Yesterday’s powerful service touched so many of us–partly because so many of us have been touched by abuse, most as children. I could feel the love, compassion and solidarity in the sanctuary as Rick shared his heart and his life with us. His example of moving into forgiveness with his father was truly inspiring; where does it leave you as you think about those in your life who have hurt you?
We are deep into Lent now and Easter beckons. It’s time to look at the unforgiveness we hold against those who have deeply hurt, wounded or wronged us. Perhaps it’s abuse from your past or in the past of someone you love. Perhaps it’s a betrayal or even a death. This week, I invite you to face the big, dark, hard edges of that unforgiveness with the shining light of Christ.
If we want to forgive someone who hurt us very badly, how do we begin?
Psalm 118:5 “Out of my distress I called on the Lord; the Lord answered me and set me free.”
We absolutely most have God’s help in this endeavor. With God, it really is possible to forgive past hurts, even very big ones. Ask for God’s help. Say to God, “I really want to forgive this person, but I can’t. I don’t know how. It hurts too much. Help me. Show me how to forgive.” Listen for the promptings of the Spirit.
Then allow yourself to feel the loss, the grief, the hurt and the anger–not with the person, but by yourself!
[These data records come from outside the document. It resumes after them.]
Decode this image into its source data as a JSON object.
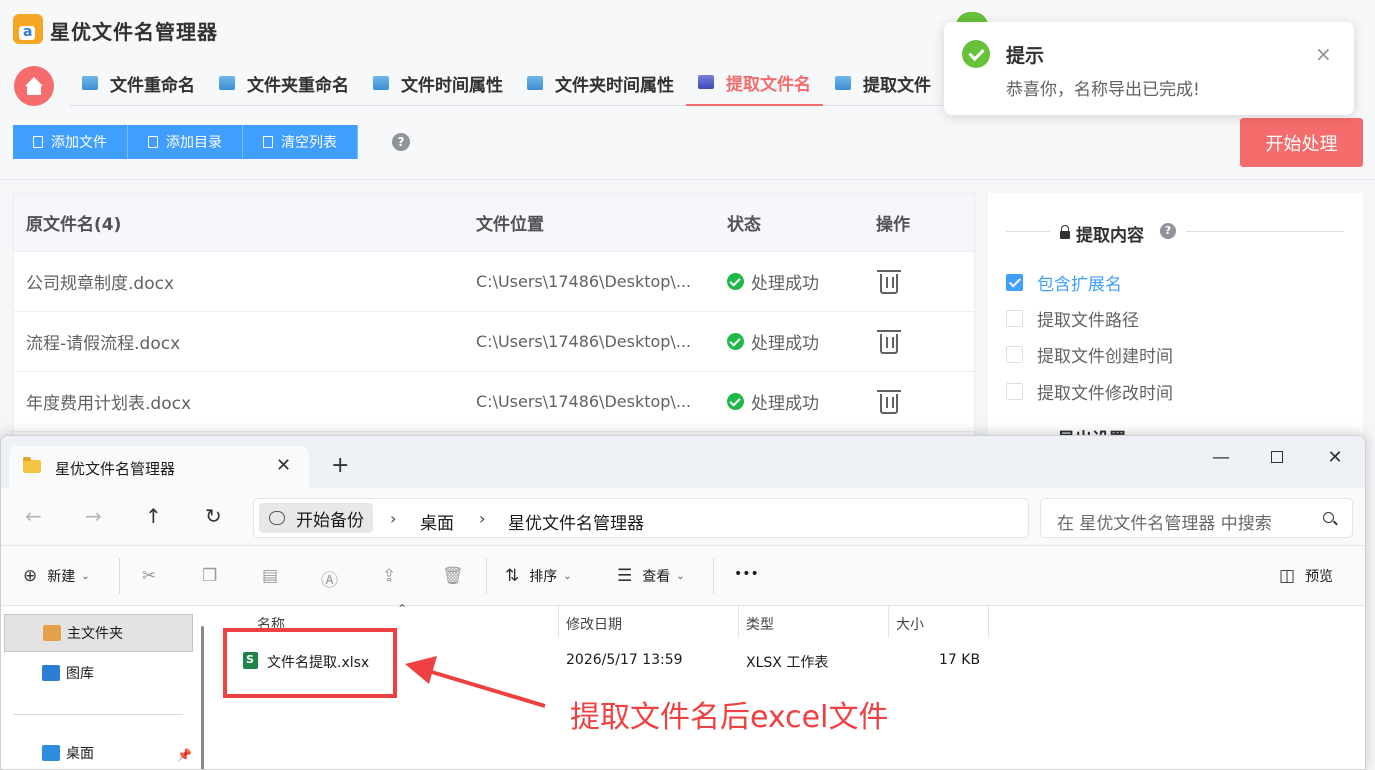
{
  "app": {
    "title": "星优文件名管理器",
    "tabs": [
      {
        "label": "文件重命名"
      },
      {
        "label": "文件夹重命名"
      },
      {
        "label": "文件时间属性"
      },
      {
        "label": "文件夹时间属性"
      },
      {
        "label": "提取文件名"
      },
      {
        "label": "提取文件"
      }
    ],
    "active_tab": "提取文件名",
    "toolbar": {
      "add_file": "添加文件",
      "add_dir": "添加目录",
      "clear_list": "清空列表",
      "help": "?"
    },
    "start_button": "开始处理",
    "table": {
      "headers": {
        "name": "原文件名(4)",
        "location": "文件位置",
        "status": "状态",
        "action": "操作"
      },
      "rows": [
        {
          "name": "公司规章制度.docx",
          "location": "C:\\Users\\17486\\Desktop\\...",
          "status": "处理成功"
        },
        {
          "name": "流程-请假流程.docx",
          "location": "C:\\Users\\17486\\Desktop\\...",
          "status": "处理成功"
        },
        {
          "name": "年度费用计划表.docx",
          "location": "C:\\Users\\17486\\Desktop\\...",
          "status": "处理成功"
        }
      ]
    },
    "side_panel": {
      "title": "提取内容",
      "help": "?",
      "options": [
        {
          "label": "包含扩展名",
          "checked": true
        },
        {
          "label": "提取文件路径",
          "checked": false
        },
        {
          "label": "提取文件创建时间",
          "checked": false
        },
        {
          "label": "提取文件修改时间",
          "checked": false
        }
      ],
      "next_section": "导出设置"
    },
    "accent_color": "#f56c6c",
    "primary_color": "#409eff"
  },
  "notification": {
    "title": "提示",
    "message": "恭喜你，名称导出已完成!",
    "close": "×",
    "icon": "success-check-icon"
  },
  "explorer": {
    "tab_title": "星优文件名管理器",
    "tab_close": "✕",
    "new_tab": "+",
    "window": {
      "minimize": "—",
      "close": "✕"
    },
    "nav": {
      "back": "←",
      "forward": "→",
      "up": "↑",
      "refresh": "↻"
    },
    "breadcrumb": [
      "开始备份",
      "桌面",
      "星优文件名管理器"
    ],
    "crumb_separator": "›",
    "search_placeholder": "在 星优文件名管理器 中搜索",
    "commands": {
      "new": "新建",
      "sort": "排序",
      "view": "查看",
      "more": "•••",
      "preview": "预览"
    },
    "sidebar": [
      {
        "label": "主文件夹",
        "icon": "home-icon"
      },
      {
        "label": "图库",
        "icon": "gallery-icon"
      },
      {
        "label": "桌面",
        "icon": "desktop-icon"
      }
    ],
    "columns": {
      "name": "名称",
      "modified": "修改日期",
      "type": "类型",
      "size": "大小"
    },
    "files": [
      {
        "name": "文件名提取.xlsx",
        "modified": "2026/5/17 13:59",
        "type": "XLSX 工作表",
        "size": "17 KB"
      }
    ]
  },
  "annotation": {
    "text": "提取文件名后excel文件",
    "color": "#ef4141"
  }
}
You can talk to a trusted friend or therapist or spiritual mentor, or you could write and write about it, or walk in the woods and think about it; however you can feel it and release it in a safe place. Pour out your bitterness, resentment and anger to God who will never tire of hearing you! Even if you tire of hearing yourself
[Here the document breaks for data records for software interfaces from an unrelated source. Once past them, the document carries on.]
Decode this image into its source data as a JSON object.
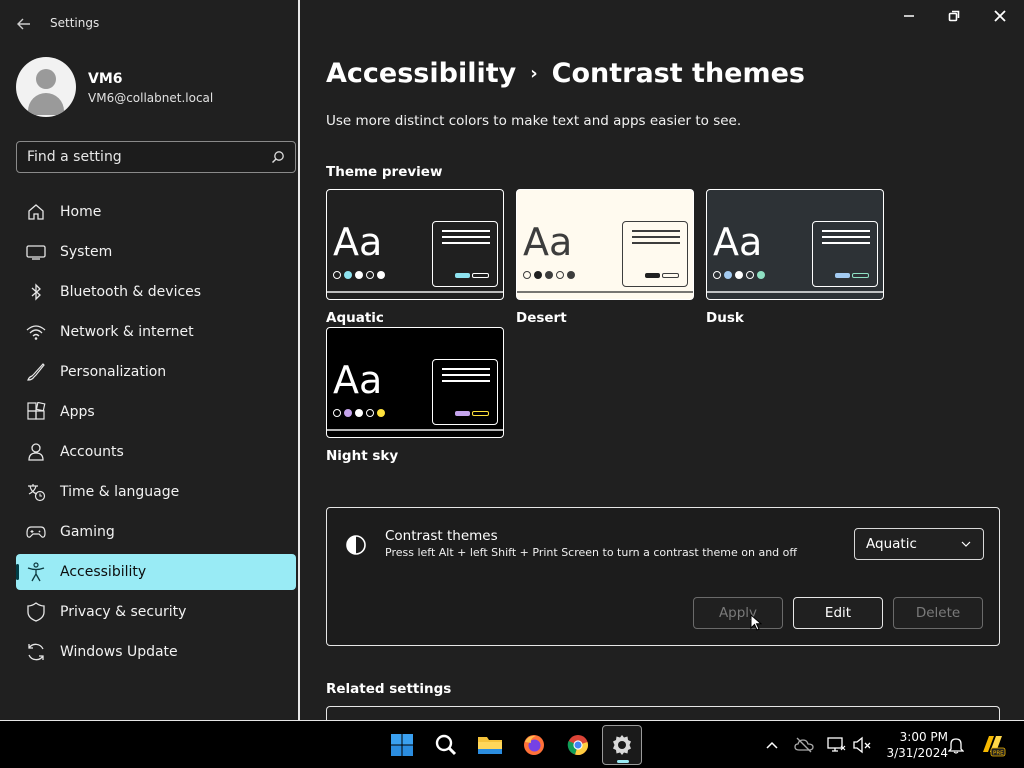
{
  "app": {
    "title": "Settings"
  },
  "user": {
    "name": "VM6",
    "email": "VM6@collabnet.local"
  },
  "search": {
    "placeholder": "Find a setting"
  },
  "nav": [
    {
      "label": "Home",
      "icon": "home-icon"
    },
    {
      "label": "System",
      "icon": "laptop-icon"
    },
    {
      "label": "Bluetooth & devices",
      "icon": "bluetooth-icon"
    },
    {
      "label": "Network & internet",
      "icon": "wifi-icon"
    },
    {
      "label": "Personalization",
      "icon": "brush-icon"
    },
    {
      "label": "Apps",
      "icon": "apps-icon"
    },
    {
      "label": "Accounts",
      "icon": "person-icon"
    },
    {
      "label": "Time & language",
      "icon": "globe-clock-icon"
    },
    {
      "label": "Gaming",
      "icon": "gamepad-icon"
    },
    {
      "label": "Accessibility",
      "icon": "accessibility-icon",
      "active": true
    },
    {
      "label": "Privacy & security",
      "icon": "shield-icon"
    },
    {
      "label": "Windows Update",
      "icon": "update-icon"
    }
  ],
  "main": {
    "breadcrumb_parent": "Accessibility",
    "breadcrumb_separator": "›",
    "page_title": "Contrast themes",
    "subtitle": "Use more distinct colors to make text and apps easier to see.",
    "theme_preview_label": "Theme preview",
    "themes": [
      {
        "name": "Aquatic",
        "sample": "Aa",
        "bg": "#202020",
        "fg": "#ffffff",
        "accent": "#8ee3f0",
        "secondary": "#ffffff"
      },
      {
        "name": "Desert",
        "sample": "Aa",
        "bg": "#fffaef",
        "fg": "#3d3d3d",
        "accent": "#202020",
        "secondary": "#3d3d3d"
      },
      {
        "name": "Dusk",
        "sample": "Aa",
        "bg": "#2d3236",
        "fg": "#ffffff",
        "accent": "#a3cbf2",
        "secondary": "#8ee0c3"
      },
      {
        "name": "Night sky",
        "sample": "Aa",
        "bg": "#000000",
        "fg": "#ffffff",
        "accent": "#c5a4ec",
        "secondary": "#ffe23c"
      }
    ],
    "contrast_panel": {
      "title": "Contrast themes",
      "description": "Press left Alt + left Shift + Print Screen to turn a contrast theme on and off",
      "selected_theme": "Aquatic",
      "apply_label": "Apply",
      "edit_label": "Edit",
      "delete_label": "Delete"
    },
    "related_settings_label": "Related settings"
  },
  "taskbar": {
    "apps": [
      "start-icon",
      "search-icon",
      "file-explorer-icon",
      "firefox-icon",
      "chrome-icon",
      "settings-icon"
    ],
    "time": "3:00 PM",
    "date": "3/31/2024"
  },
  "colors": {
    "accent": "#99ebf5",
    "background": "#202020",
    "taskbar": "#000000"
  }
}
Then consider that forgiveness is an act of freeing ourselves from the pain of the past. You don’t forgive to free someone else. Do it for yourself. Unforgiveness keeps the past alive inside of us; we all know that the past is over. Whatever horrible events we endured, even though we may FEEL them still, we are actually in the present moment. Forgiveness frees us to live in the now and move into the life God has for us.
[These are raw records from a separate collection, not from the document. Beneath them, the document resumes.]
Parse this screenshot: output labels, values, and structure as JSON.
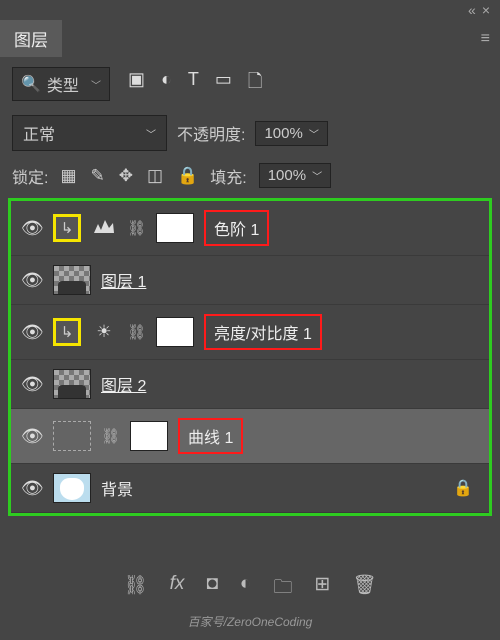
{
  "header": {
    "collapse": "«",
    "close": "×"
  },
  "panel": {
    "title": "图层"
  },
  "filter": {
    "search_label": "类型"
  },
  "blend": {
    "mode": "正常",
    "opacity_label": "不透明度:",
    "opacity_value": "100%"
  },
  "lock": {
    "label": "锁定:",
    "fill_label": "填充:",
    "fill_value": "100%"
  },
  "layers": [
    {
      "name": "色阶 1"
    },
    {
      "name": "图层 1"
    },
    {
      "name": "亮度/对比度 1"
    },
    {
      "name": "图层 2"
    },
    {
      "name": "曲线 1"
    },
    {
      "name": "背景"
    }
  ],
  "watermark": "百家号/ZeroOneCoding"
}
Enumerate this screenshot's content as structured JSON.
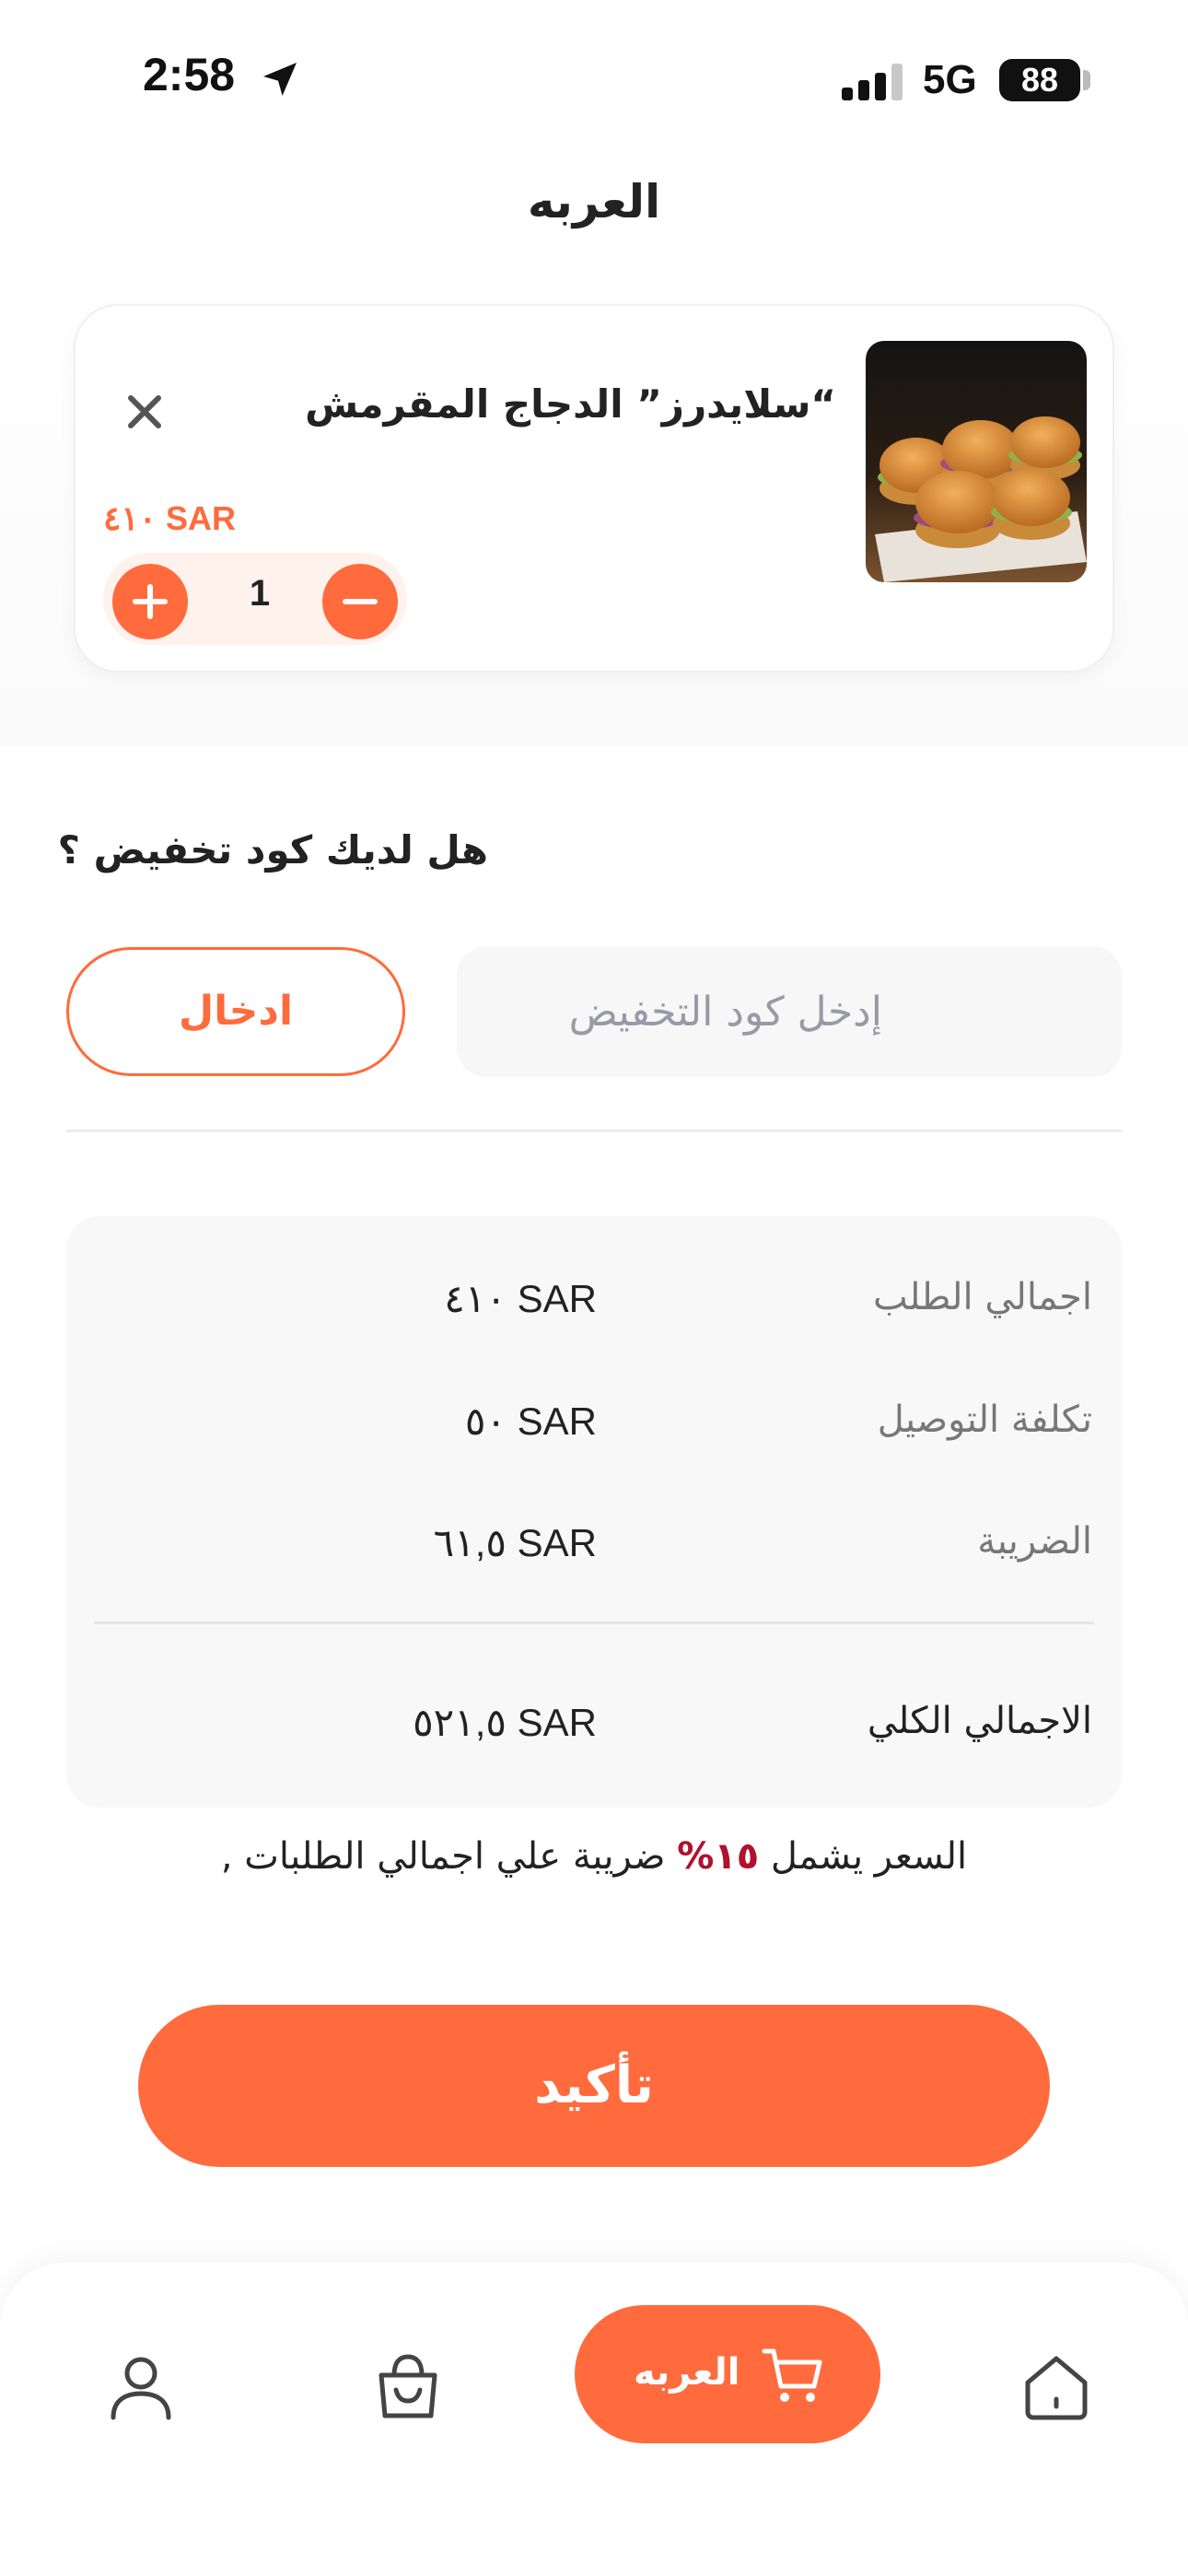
{
  "status_bar": {
    "time": "2:58",
    "network": "5G",
    "battery": "88"
  },
  "header": {
    "title": "العربه"
  },
  "cart": {
    "items": [
      {
        "name": "“سلايدرز” الدجاج المقرمش",
        "price": "٤١٠ SAR",
        "quantity": "1"
      }
    ]
  },
  "discount": {
    "title": "هل لديك كود تخفيض ؟",
    "input_placeholder": "إدخل كود التخفيض",
    "apply_label": "ادخال"
  },
  "summary": {
    "order_total_label": "اجمالي الطلب",
    "order_total_value": "٤١٠ SAR",
    "delivery_label": "تكلفة التوصيل",
    "delivery_value": "٥٠ SAR",
    "tax_label": "الضريبة",
    "tax_value": "٦١,٥ SAR",
    "grand_total_label": "الاجمالي الكلي",
    "grand_total_value": "٥٢١,٥ SAR"
  },
  "tax_note": {
    "prefix": "السعر يشمل",
    "percent": "١٥%",
    "suffix": "ضريبة علي اجمالي الطلبات ,"
  },
  "confirm_label": "تأكيد",
  "bottom_nav": {
    "cart_label": "العربه"
  },
  "colors": {
    "accent": "#FF6B3D",
    "accent_light": "#FFF1EC",
    "tax_highlight": "#B0112E"
  },
  "icons": [
    "location-arrow-icon",
    "signal-icon",
    "close-icon",
    "plus-icon",
    "minus-icon",
    "profile-icon",
    "shopping-bag-icon",
    "cart-icon",
    "home-icon"
  ]
}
“Remember not the former things, nor consider the things of old. Behold, I am doing a new thing; now it springs forth, do you not perceive it? I will make a way in the wilderness and rivers in the desert.” Isaiah 43:18-19
Last, have patience. It can take many years, many practices (and sometimes it doesn’t!), and much reflection. With tenderness and compassion, approach this project as if you were the most beloved child of the Creator of Life–because you are.